> _Assignment_
Give the data again in full, with every character unchanged.
___ Information shown
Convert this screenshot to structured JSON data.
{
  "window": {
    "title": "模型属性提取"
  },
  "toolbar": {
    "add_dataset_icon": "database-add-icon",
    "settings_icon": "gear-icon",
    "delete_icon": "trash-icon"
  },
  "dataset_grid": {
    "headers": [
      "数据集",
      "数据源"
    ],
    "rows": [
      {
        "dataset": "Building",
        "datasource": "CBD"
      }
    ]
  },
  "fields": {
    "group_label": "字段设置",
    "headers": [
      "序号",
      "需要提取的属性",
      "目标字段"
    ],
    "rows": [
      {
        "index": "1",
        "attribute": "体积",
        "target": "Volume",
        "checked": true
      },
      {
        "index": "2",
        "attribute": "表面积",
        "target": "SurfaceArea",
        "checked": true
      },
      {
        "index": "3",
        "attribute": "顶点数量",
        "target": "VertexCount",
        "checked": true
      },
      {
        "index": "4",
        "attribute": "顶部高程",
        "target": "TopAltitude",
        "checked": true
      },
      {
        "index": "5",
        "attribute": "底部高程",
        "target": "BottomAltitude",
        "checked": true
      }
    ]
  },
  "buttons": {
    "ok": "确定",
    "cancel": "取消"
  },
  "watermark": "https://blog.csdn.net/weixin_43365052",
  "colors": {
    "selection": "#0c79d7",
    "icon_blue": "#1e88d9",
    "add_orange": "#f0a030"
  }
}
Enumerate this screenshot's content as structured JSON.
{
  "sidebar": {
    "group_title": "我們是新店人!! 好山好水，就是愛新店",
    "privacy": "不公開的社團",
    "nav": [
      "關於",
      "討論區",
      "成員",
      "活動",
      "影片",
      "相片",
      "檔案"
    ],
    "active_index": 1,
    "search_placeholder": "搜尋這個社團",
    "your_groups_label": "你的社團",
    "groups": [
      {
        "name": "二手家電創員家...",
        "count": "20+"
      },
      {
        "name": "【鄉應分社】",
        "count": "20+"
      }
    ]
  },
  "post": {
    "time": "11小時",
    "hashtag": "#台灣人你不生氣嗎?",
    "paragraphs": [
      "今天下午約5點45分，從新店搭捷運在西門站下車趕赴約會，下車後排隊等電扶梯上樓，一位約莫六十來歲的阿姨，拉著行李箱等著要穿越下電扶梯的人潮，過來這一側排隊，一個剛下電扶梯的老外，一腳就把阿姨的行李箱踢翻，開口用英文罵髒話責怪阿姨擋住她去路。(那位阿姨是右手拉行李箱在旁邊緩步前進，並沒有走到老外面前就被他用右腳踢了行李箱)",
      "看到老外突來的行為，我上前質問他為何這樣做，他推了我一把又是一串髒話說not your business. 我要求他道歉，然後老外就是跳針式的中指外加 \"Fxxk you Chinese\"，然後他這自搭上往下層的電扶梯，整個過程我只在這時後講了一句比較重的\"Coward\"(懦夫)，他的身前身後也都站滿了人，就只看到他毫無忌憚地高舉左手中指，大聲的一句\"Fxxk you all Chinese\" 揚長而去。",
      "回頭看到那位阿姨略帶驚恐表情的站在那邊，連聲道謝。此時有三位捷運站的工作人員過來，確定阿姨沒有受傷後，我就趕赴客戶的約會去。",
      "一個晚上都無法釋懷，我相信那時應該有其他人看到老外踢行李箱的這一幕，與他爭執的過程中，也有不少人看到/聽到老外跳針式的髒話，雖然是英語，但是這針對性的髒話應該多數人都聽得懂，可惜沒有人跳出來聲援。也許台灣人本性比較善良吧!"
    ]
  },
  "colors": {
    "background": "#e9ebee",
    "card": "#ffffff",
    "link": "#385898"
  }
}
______
> _The answer_
Convert this screenshot to structured JSON data.
{
  "window": {
    "title": "模型属性提取"
  },
  "toolbar": {
    "add_dataset_icon": "database-add-icon",
    "settings_icon": "gear-icon",
    "delete_icon": "trash-icon"
  },
  "dataset_grid": {
    "headers": [
      "数据集",
      "数据源"
    ],
    "rows": [
      {
        "dataset": "Building",
        "datasource": "CBD"
      }
    ]
  },
  "fields": {
    "group_label": "字段设置",
    "headers": [
      "序号",
      "需要提取的属性",
      "目标字段"
    ],
    "rows": [
      {
        "index": "1",
        "attribute": "体积",
        "target": "Volume",
        "checked": true
      },
      {
        "index": "2",
        "attribute": "表面积",
        "target": "SurfaceArea",
        "checked": true
      },
      {
        "index": "3",
        "attribute": "顶点数量",
        "target": "VertexCount",
        "checked": true
      },
      {
        "index": "4",
        "attribute": "顶部高程",
        "target": "TopAltitude",
        "checked": true
      },
      {
        "index": "5",
        "attribute": "底部高程",
        "target": "BottomAltitude",
        "checked": true
      }
    ]
  },
  "buttons": {
    "ok": "确定",
    "cancel": "取消"
  },
  "watermark": "https://blog.csdn.net/weixin_43365052",
  "colors": {
    "selection": "#0c79d7",
    "icon_blue": "#1e88d9",
    "add_orange": "#f0a030"
  }
}
Enumerate this screenshot's content as structured JSON.
{
  "sidebar": {
    "group_title": "我們是新店人!! 好山好水，就是愛新店",
    "privacy": "不公開的社團",
    "nav": [
      "關於",
      "討論區",
      "成員",
      "活動",
      "影片",
      "相片",
      "檔案"
    ],
    "active_index": 1,
    "search_placeholder": "搜尋這個社團",
    "your_groups_label": "你的社團",
    "groups": [
      {
        "name": "二手家電創員家...",
        "count": "20+"
      },
      {
        "name": "【鄉應分社】",
        "count": "20+"
      }
    ]
  },
  "post": {
    "time": "11小時",
    "hashtag": "#台灣人你不生氣嗎?",
    "paragraphs": [
      "今天下午約5點45分，從新店搭捷運在西門站下車趕赴約會，下車後排隊等電扶梯上樓，一位約莫六十來歲的阿姨，拉著行李箱等著要穿越下電扶梯的人潮，過來這一側排隊，一個剛下電扶梯的老外，一腳就把阿姨的行李箱踢翻，開口用英文罵髒話責怪阿姨擋住她去路。(那位阿姨是右手拉行李箱在旁邊緩步前進，並沒有走到老外面前就被他用右腳踢了行李箱)",
      "看到老外突來的行為，我上前質問他為何這樣做，他推了我一把又是一串髒話說not your business. 我要求他道歉，然後老外就是跳針式的中指外加 \"Fxxk you Chinese\"，然後他這自搭上往下層的電扶梯，整個過程我只在這時後講了一句比較重的\"Coward\"(懦夫)，他的身前身後也都站滿了人，就只看到他毫無忌憚地高舉左手中指，大聲的一句\"Fxxk you all Chinese\" 揚長而去。",
      "回頭看到那位阿姨略帶驚恐表情的站在那邊，連聲道謝。此時有三位捷運站的工作人員過來，確定阿姨沒有受傷後，我就趕赴客戶的約會去。",
      "一個晚上都無法釋懷，我相信那時應該有其他人看到老外踢行李箱的這一幕，與他爭執的過程中，也有不少人看到/聽到老外跳針式的髒話，雖然是英語，但是這針對性的髒話應該多數人都聽得懂，可惜沒有人跳出來聲援。也許台灣人本性比較善良吧!"
    ]
  },
  "colors": {
    "background": "#e9ebee",
    "card": "#ffffff",
    "link": "#385898"
  }
}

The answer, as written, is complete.